There are generally two categories that people fall into:
The Past-ers: Who cannot help but compare their present situation to a ‘better’ past.
The Futures: Who are perpetually concerned with what is coming up.
Neither of these behavioural traits are conducive or any real happiness during the only time we will ever have, the present. We must therefore make changes for the better that will affect us presently, not dismissing our future present selves; this being also informed by our past experiences.
I recently moved from London to Toronto in a bid to improve my quality of life and the immediate impact has been quite remarkable.
My commute to work went from being over an hour on a train and the bus, in London, to a 19 minute walk in Toronto (10 minutes if I longboard). Although I work very similar hours, the commute means I can leave my house at 8am in Toronto (it was 7:15am in London) and be home by 6:20pm (it was regularly 8:30pm in London).
My apartment complex has a gym in it therefore there is no excuse for not visiting it. I now go every day at 6:30am and regularly in the evening too when I am not otherwise engaged. This is preparing me for the pool on the rooftop of the building, which opens in summer.
There is close to no binge drinking culture in Toronto, something London cannot deliver upon, so it is completely acceptable for me to go out for a quick libation with a friend after work on a Monday. Simply, moderation in this sense ultimately frees us to exist for fun.
For me it boils down to this, I made the choice to move from London to Toronto not for personal financial gain nor reward but instead to improve the one thing that I can affect.
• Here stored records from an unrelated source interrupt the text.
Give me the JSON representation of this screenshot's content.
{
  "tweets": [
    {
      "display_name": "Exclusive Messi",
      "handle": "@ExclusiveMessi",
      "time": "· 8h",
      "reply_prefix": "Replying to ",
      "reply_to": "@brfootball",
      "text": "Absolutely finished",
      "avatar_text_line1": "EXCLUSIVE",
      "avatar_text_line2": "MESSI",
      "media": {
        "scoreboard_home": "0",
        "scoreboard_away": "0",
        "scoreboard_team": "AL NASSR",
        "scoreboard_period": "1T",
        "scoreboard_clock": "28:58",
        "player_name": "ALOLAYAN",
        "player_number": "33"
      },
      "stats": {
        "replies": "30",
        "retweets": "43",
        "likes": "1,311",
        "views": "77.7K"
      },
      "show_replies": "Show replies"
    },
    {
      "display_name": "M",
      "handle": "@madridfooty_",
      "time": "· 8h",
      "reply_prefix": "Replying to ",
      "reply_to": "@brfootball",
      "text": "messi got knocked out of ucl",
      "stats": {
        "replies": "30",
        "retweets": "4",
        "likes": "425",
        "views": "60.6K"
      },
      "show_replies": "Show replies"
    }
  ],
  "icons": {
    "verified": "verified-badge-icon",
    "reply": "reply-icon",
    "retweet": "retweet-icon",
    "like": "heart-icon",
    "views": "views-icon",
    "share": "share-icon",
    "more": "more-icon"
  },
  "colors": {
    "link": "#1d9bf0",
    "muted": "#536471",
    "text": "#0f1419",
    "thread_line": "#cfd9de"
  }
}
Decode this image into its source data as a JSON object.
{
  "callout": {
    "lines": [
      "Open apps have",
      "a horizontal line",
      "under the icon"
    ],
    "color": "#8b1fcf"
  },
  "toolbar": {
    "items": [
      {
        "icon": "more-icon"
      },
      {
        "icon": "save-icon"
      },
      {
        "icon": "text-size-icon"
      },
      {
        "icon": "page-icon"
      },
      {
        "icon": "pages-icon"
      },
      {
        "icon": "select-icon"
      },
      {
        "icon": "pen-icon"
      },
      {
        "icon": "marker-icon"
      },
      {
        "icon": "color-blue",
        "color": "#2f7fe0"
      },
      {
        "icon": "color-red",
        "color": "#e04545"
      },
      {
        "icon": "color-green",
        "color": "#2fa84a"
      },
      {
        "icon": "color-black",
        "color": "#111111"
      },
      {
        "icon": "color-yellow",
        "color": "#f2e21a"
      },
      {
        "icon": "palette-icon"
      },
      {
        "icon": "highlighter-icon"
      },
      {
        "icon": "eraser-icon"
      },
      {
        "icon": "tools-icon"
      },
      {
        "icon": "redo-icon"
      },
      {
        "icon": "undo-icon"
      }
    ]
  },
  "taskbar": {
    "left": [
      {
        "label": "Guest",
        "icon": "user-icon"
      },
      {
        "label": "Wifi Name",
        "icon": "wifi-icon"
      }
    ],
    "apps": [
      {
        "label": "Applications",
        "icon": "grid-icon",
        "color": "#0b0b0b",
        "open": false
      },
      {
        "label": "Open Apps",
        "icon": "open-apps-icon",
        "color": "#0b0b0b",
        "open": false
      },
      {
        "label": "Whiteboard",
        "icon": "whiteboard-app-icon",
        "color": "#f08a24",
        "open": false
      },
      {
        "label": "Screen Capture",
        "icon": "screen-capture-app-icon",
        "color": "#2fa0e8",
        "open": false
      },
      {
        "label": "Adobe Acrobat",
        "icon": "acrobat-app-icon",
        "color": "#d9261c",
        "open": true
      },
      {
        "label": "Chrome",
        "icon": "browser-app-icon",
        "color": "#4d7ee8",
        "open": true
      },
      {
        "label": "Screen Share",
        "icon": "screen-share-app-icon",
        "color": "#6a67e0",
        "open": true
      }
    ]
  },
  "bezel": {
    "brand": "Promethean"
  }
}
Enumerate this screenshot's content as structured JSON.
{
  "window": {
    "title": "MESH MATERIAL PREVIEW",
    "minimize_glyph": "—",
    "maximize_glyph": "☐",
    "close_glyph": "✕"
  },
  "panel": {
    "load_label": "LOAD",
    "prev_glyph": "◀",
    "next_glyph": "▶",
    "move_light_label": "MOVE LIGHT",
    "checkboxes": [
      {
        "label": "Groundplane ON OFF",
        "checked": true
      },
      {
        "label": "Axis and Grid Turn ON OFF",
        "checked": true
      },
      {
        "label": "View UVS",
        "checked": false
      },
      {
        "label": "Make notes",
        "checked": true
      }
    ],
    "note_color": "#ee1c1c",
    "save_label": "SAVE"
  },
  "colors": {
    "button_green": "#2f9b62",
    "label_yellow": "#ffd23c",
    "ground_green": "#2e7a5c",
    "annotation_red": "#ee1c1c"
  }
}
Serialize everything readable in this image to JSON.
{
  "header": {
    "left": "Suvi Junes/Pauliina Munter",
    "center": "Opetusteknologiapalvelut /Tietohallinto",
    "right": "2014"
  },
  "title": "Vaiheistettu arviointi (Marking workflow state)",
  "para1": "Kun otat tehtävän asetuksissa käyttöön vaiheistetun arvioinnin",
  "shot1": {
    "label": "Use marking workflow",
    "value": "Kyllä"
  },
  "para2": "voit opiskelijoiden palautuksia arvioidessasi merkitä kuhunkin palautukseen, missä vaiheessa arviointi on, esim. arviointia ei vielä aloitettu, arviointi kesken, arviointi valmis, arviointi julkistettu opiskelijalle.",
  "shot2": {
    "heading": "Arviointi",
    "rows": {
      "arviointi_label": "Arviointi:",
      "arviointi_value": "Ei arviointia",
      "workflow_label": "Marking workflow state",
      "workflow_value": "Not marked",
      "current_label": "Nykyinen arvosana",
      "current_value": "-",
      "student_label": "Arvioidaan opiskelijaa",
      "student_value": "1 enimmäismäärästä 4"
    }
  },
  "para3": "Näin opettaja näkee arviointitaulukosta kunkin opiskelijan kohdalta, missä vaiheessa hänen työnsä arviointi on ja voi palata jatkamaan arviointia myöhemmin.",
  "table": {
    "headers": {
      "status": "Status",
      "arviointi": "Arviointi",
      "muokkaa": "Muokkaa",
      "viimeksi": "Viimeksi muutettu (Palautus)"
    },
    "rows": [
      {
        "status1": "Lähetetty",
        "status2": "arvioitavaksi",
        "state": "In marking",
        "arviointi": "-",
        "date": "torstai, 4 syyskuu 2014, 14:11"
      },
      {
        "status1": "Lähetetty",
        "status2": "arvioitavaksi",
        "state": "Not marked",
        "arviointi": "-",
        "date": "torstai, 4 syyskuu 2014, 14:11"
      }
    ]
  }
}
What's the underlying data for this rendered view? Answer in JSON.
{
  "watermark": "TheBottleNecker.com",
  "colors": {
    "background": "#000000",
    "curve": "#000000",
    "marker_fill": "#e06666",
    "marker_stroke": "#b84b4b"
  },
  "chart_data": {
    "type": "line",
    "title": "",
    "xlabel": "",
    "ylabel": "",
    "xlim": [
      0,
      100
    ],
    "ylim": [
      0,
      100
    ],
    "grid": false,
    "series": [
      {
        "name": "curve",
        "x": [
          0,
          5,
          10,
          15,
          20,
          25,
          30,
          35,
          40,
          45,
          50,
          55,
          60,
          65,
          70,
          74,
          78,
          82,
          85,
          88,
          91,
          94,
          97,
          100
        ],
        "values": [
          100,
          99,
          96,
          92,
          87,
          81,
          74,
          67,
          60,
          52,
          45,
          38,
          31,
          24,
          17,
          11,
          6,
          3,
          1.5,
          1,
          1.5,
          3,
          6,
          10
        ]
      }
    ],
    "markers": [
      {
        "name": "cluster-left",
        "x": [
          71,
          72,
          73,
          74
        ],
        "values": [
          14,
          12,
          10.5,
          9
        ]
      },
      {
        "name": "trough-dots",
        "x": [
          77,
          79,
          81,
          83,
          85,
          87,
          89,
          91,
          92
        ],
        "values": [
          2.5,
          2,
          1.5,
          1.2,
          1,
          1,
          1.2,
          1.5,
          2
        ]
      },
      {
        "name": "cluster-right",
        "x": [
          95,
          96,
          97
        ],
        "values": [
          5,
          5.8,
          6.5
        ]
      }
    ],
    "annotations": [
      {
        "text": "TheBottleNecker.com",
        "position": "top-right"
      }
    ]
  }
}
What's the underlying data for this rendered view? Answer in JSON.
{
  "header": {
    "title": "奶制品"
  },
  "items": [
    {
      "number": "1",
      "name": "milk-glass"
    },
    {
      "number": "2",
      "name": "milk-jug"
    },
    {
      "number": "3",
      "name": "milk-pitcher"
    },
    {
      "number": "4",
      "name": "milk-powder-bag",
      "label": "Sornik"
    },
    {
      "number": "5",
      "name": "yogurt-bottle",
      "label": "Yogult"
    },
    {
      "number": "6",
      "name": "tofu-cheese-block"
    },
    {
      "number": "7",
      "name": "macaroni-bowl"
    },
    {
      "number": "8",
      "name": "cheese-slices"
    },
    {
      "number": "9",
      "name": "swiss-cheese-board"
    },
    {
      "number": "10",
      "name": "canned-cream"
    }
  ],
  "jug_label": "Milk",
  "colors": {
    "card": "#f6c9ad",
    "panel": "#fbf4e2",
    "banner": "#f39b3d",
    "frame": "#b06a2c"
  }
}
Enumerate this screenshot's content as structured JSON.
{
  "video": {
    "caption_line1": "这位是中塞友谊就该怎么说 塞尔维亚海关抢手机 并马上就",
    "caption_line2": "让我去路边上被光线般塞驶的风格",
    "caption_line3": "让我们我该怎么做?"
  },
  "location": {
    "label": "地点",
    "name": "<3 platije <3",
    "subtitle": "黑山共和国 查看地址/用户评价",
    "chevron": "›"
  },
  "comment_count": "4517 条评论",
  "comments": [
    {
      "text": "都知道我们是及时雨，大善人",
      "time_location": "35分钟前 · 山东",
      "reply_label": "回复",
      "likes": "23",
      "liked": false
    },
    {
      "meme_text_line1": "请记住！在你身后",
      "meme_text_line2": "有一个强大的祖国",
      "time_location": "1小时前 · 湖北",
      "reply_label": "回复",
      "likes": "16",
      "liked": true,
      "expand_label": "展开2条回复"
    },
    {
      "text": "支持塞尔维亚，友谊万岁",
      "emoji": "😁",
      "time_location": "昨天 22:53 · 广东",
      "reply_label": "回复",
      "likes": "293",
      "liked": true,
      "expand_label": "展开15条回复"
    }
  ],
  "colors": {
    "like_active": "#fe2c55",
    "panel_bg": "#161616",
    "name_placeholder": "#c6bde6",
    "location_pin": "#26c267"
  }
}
I am happy to say that my quality of life has improved tenfold.
(Photo – Eli Woodbine, Toronto, 2016)